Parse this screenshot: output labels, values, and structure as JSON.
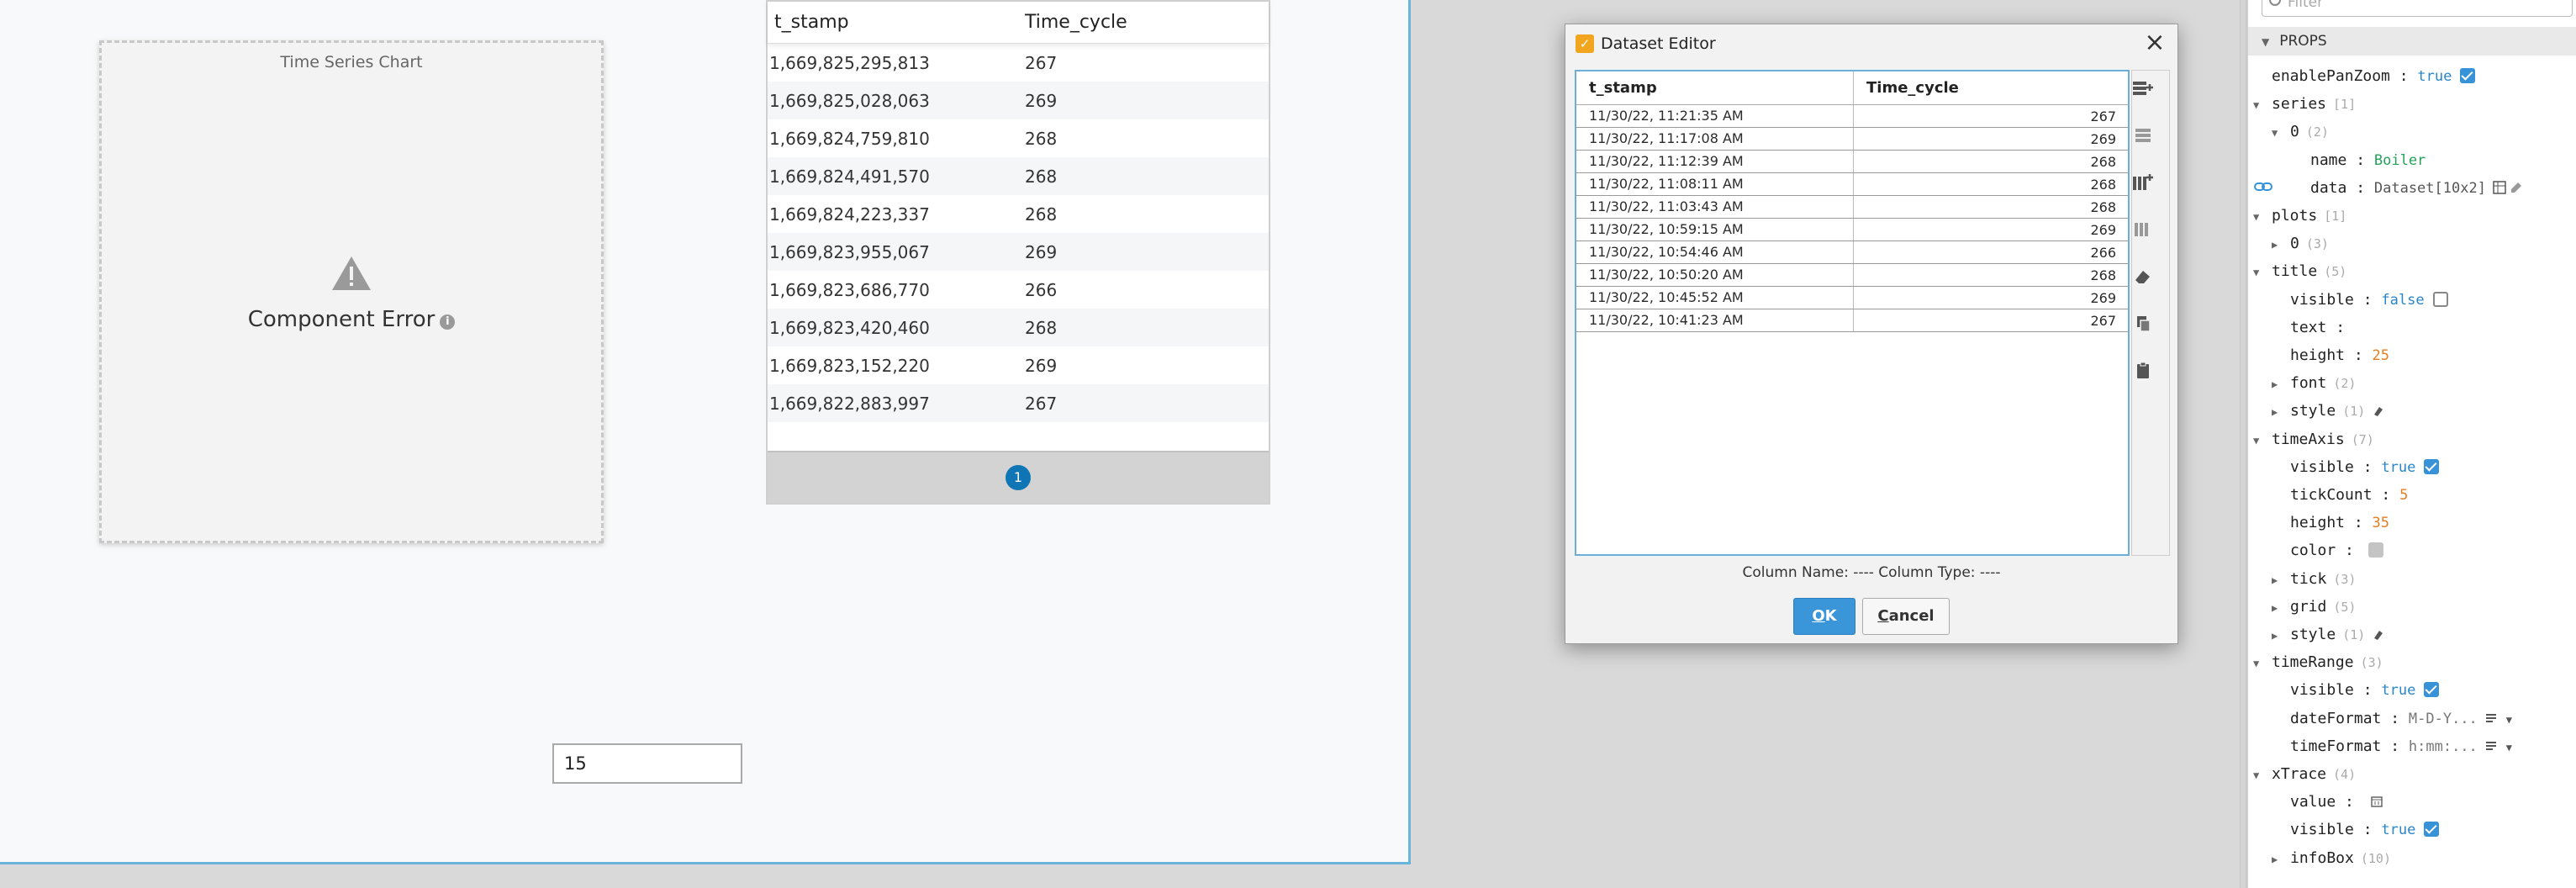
{
  "chart": {
    "title": "Time Series Chart",
    "error_text": "Component Error"
  },
  "table": {
    "columns": [
      "t_stamp",
      "Time_cycle"
    ],
    "rows": [
      [
        "1,669,825,295,813",
        "267"
      ],
      [
        "1,669,825,028,063",
        "269"
      ],
      [
        "1,669,824,759,810",
        "268"
      ],
      [
        "1,669,824,491,570",
        "268"
      ],
      [
        "1,669,824,223,337",
        "268"
      ],
      [
        "1,669,823,955,067",
        "269"
      ],
      [
        "1,669,823,686,770",
        "266"
      ],
      [
        "1,669,823,420,460",
        "268"
      ],
      [
        "1,669,823,152,220",
        "269"
      ],
      [
        "1,669,822,883,997",
        "267"
      ]
    ],
    "page": "1"
  },
  "numeric_field": {
    "value": "15"
  },
  "dialog": {
    "title": "Dataset Editor",
    "columns": [
      "t_stamp",
      "Time_cycle"
    ],
    "rows": [
      [
        "11/30/22, 11:21:35 AM",
        "267"
      ],
      [
        "11/30/22, 11:17:08 AM",
        "269"
      ],
      [
        "11/30/22, 11:12:39 AM",
        "268"
      ],
      [
        "11/30/22, 11:08:11 AM",
        "268"
      ],
      [
        "11/30/22, 11:03:43 AM",
        "268"
      ],
      [
        "11/30/22, 10:59:15 AM",
        "269"
      ],
      [
        "11/30/22, 10:54:46 AM",
        "266"
      ],
      [
        "11/30/22, 10:50:20 AM",
        "268"
      ],
      [
        "11/30/22, 10:45:52 AM",
        "269"
      ],
      [
        "11/30/22, 10:41:23 AM",
        "267"
      ]
    ],
    "column_info": "Column Name: ----  Column Type: ----",
    "ok_label": "OK",
    "cancel_label": "Cancel",
    "tools": [
      "add-row-icon",
      "delete-row-icon",
      "add-column-icon",
      "delete-column-icon",
      "clear-icon",
      "copy-icon",
      "paste-icon"
    ]
  },
  "props": {
    "filter_placeholder": "Filter",
    "section_label": "PROPS",
    "rows": [
      {
        "key": "enablePanZoom",
        "val": "true",
        "type": "bool",
        "check": "on",
        "level": 1
      },
      {
        "key": "series",
        "count": "[1]",
        "expand": "open",
        "level": 1
      },
      {
        "key": "0",
        "count": "(2)",
        "expand": "open",
        "level": 2
      },
      {
        "key": "name",
        "val": "Boiler",
        "type": "str",
        "level": 3
      },
      {
        "key": "data",
        "val": "Dataset[10x2]",
        "type": "ds",
        "level": 3,
        "icons": true
      },
      {
        "key": "plots",
        "count": "[1]",
        "expand": "open",
        "level": 1
      },
      {
        "key": "0",
        "count": "(3)",
        "expand": "closed",
        "level": 2
      },
      {
        "key": "title",
        "count": "(5)",
        "expand": "open",
        "level": 1
      },
      {
        "key": "visible",
        "val": "false",
        "type": "bool",
        "check": "off",
        "level": 2
      },
      {
        "key": "text",
        "val": "",
        "type": "str",
        "level": 2
      },
      {
        "key": "height",
        "val": "25",
        "type": "num",
        "level": 2
      },
      {
        "key": "font",
        "count": "(2)",
        "expand": "closed",
        "level": 2
      },
      {
        "key": "style",
        "count": "(1)",
        "expand": "closed",
        "level": 2,
        "brush": true
      },
      {
        "key": "timeAxis",
        "count": "(7)",
        "expand": "open",
        "level": 1
      },
      {
        "key": "visible",
        "val": "true",
        "type": "bool",
        "check": "on",
        "level": 2
      },
      {
        "key": "tickCount",
        "val": "5",
        "type": "num",
        "level": 2
      },
      {
        "key": "height",
        "val": "35",
        "type": "num",
        "level": 2
      },
      {
        "key": "color",
        "val": "",
        "type": "color",
        "level": 2
      },
      {
        "key": "tick",
        "count": "(3)",
        "expand": "closed",
        "level": 2
      },
      {
        "key": "grid",
        "count": "(5)",
        "expand": "closed",
        "level": 2
      },
      {
        "key": "style",
        "count": "(1)",
        "expand": "closed",
        "level": 2,
        "brush": true
      },
      {
        "key": "timeRange",
        "count": "(3)",
        "expand": "open",
        "level": 1
      },
      {
        "key": "visible",
        "val": "true",
        "type": "bool",
        "check": "on",
        "level": 2
      },
      {
        "key": "dateFormat",
        "val": "M-D-Y...",
        "type": "fmt",
        "level": 2,
        "dropdown": true
      },
      {
        "key": "timeFormat",
        "val": "h:mm:...",
        "type": "fmt",
        "level": 2,
        "dropdown": true
      },
      {
        "key": "xTrace",
        "count": "(4)",
        "expand": "open",
        "level": 1
      },
      {
        "key": "value",
        "val": "",
        "type": "cal",
        "level": 2
      },
      {
        "key": "visible",
        "val": "true",
        "type": "bool",
        "check": "on",
        "level": 2
      },
      {
        "key": "infoBox",
        "count": "(10)",
        "expand": "closed",
        "level": 2
      }
    ]
  }
}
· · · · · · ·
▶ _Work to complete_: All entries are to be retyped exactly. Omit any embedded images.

▶ _Reply to the exercise_:
Parse this screenshot: output labels, values, and structure as JSON.
{
  "chart": {
    "title": "Time Series Chart",
    "error_text": "Component Error"
  },
  "table": {
    "columns": [
      "t_stamp",
      "Time_cycle"
    ],
    "rows": [
      [
        "1,669,825,295,813",
        "267"
      ],
      [
        "1,669,825,028,063",
        "269"
      ],
      [
        "1,669,824,759,810",
        "268"
      ],
      [
        "1,669,824,491,570",
        "268"
      ],
      [
        "1,669,824,223,337",
        "268"
      ],
      [
        "1,669,823,955,067",
        "269"
      ],
      [
        "1,669,823,686,770",
        "266"
      ],
      [
        "1,669,823,420,460",
        "268"
      ],
      [
        "1,669,823,152,220",
        "269"
      ],
      [
        "1,669,822,883,997",
        "267"
      ]
    ],
    "page": "1"
  },
  "numeric_field": {
    "value": "15"
  },
  "dialog": {
    "title": "Dataset Editor",
    "columns": [
      "t_stamp",
      "Time_cycle"
    ],
    "rows": [
      [
        "11/30/22, 11:21:35 AM",
        "267"
      ],
      [
        "11/30/22, 11:17:08 AM",
        "269"
      ],
      [
        "11/30/22, 11:12:39 AM",
        "268"
      ],
      [
        "11/30/22, 11:08:11 AM",
        "268"
      ],
      [
        "11/30/22, 11:03:43 AM",
        "268"
      ],
      [
        "11/30/22, 10:59:15 AM",
        "269"
      ],
      [
        "11/30/22, 10:54:46 AM",
        "266"
      ],
      [
        "11/30/22, 10:50:20 AM",
        "268"
      ],
      [
        "11/30/22, 10:45:52 AM",
        "269"
      ],
      [
        "11/30/22, 10:41:23 AM",
        "267"
      ]
    ],
    "column_info": "Column Name: ----  Column Type: ----",
    "ok_label": "OK",
    "cancel_label": "Cancel",
    "tools": [
      "add-row-icon",
      "delete-row-icon",
      "add-column-icon",
      "delete-column-icon",
      "clear-icon",
      "copy-icon",
      "paste-icon"
    ]
  },
  "props": {
    "filter_placeholder": "Filter",
    "section_label": "PROPS",
    "rows": [
      {
        "key": "enablePanZoom",
        "val": "true",
        "type": "bool",
        "check": "on",
        "level": 1
      },
      {
        "key": "series",
        "count": "[1]",
        "expand": "open",
        "level": 1
      },
      {
        "key": "0",
        "count": "(2)",
        "expand": "open",
        "level": 2
      },
      {
        "key": "name",
        "val": "Boiler",
        "type": "str",
        "level": 3
      },
      {
        "key": "data",
        "val": "Dataset[10x2]",
        "type": "ds",
        "level": 3,
        "icons": true
      },
      {
        "key": "plots",
        "count": "[1]",
        "expand": "open",
        "level": 1
      },
      {
        "key": "0",
        "count": "(3)",
        "expand": "closed",
        "level": 2
      },
      {
        "key": "title",
        "count": "(5)",
        "expand": "open",
        "level": 1
      },
      {
        "key": "visible",
        "val": "false",
        "type": "bool",
        "check": "off",
        "level": 2
      },
      {
        "key": "text",
        "val": "",
        "type": "str",
        "level": 2
      },
      {
        "key": "height",
        "val": "25",
        "type": "num",
        "level": 2
      },
      {
        "key": "font",
        "count": "(2)",
        "expand": "closed",
        "level": 2
      },
      {
        "key": "style",
        "count": "(1)",
        "expand": "closed",
        "level": 2,
        "brush": true
      },
      {
        "key": "timeAxis",
        "count": "(7)",
        "expand": "open",
        "level": 1
      },
      {
        "key": "visible",
        "val": "true",
        "type": "bool",
        "check": "on",
        "level": 2
      },
      {
        "key": "tickCount",
        "val": "5",
        "type": "num",
        "level": 2
      },
      {
        "key": "height",
        "val": "35",
        "type": "num",
        "level": 2
      },
      {
        "key": "color",
        "val": "",
        "type": "color",
        "level": 2
      },
      {
        "key": "tick",
        "count": "(3)",
        "expand": "closed",
        "level": 2
      },
      {
        "key": "grid",
        "count": "(5)",
        "expand": "closed",
        "level": 2
      },
      {
        "key": "style",
        "count": "(1)",
        "expand": "closed",
        "level": 2,
        "brush": true
      },
      {
        "key": "timeRange",
        "count": "(3)",
        "expand": "open",
        "level": 1
      },
      {
        "key": "visible",
        "val": "true",
        "type": "bool",
        "check": "on",
        "level": 2
      },
      {
        "key": "dateFormat",
        "val": "M-D-Y...",
        "type": "fmt",
        "level": 2,
        "dropdown": true
      },
      {
        "key": "timeFormat",
        "val": "h:mm:...",
        "type": "fmt",
        "level": 2,
        "dropdown": true
      },
      {
        "key": "xTrace",
        "count": "(4)",
        "expand": "open",
        "level": 1
      },
      {
        "key": "value",
        "val": "",
        "type": "cal",
        "level": 2
      },
      {
        "key": "visible",
        "val": "true",
        "type": "bool",
        "check": "on",
        "level": 2
      },
      {
        "key": "infoBox",
        "count": "(10)",
        "expand": "closed",
        "level": 2
      }
    ]
  }
}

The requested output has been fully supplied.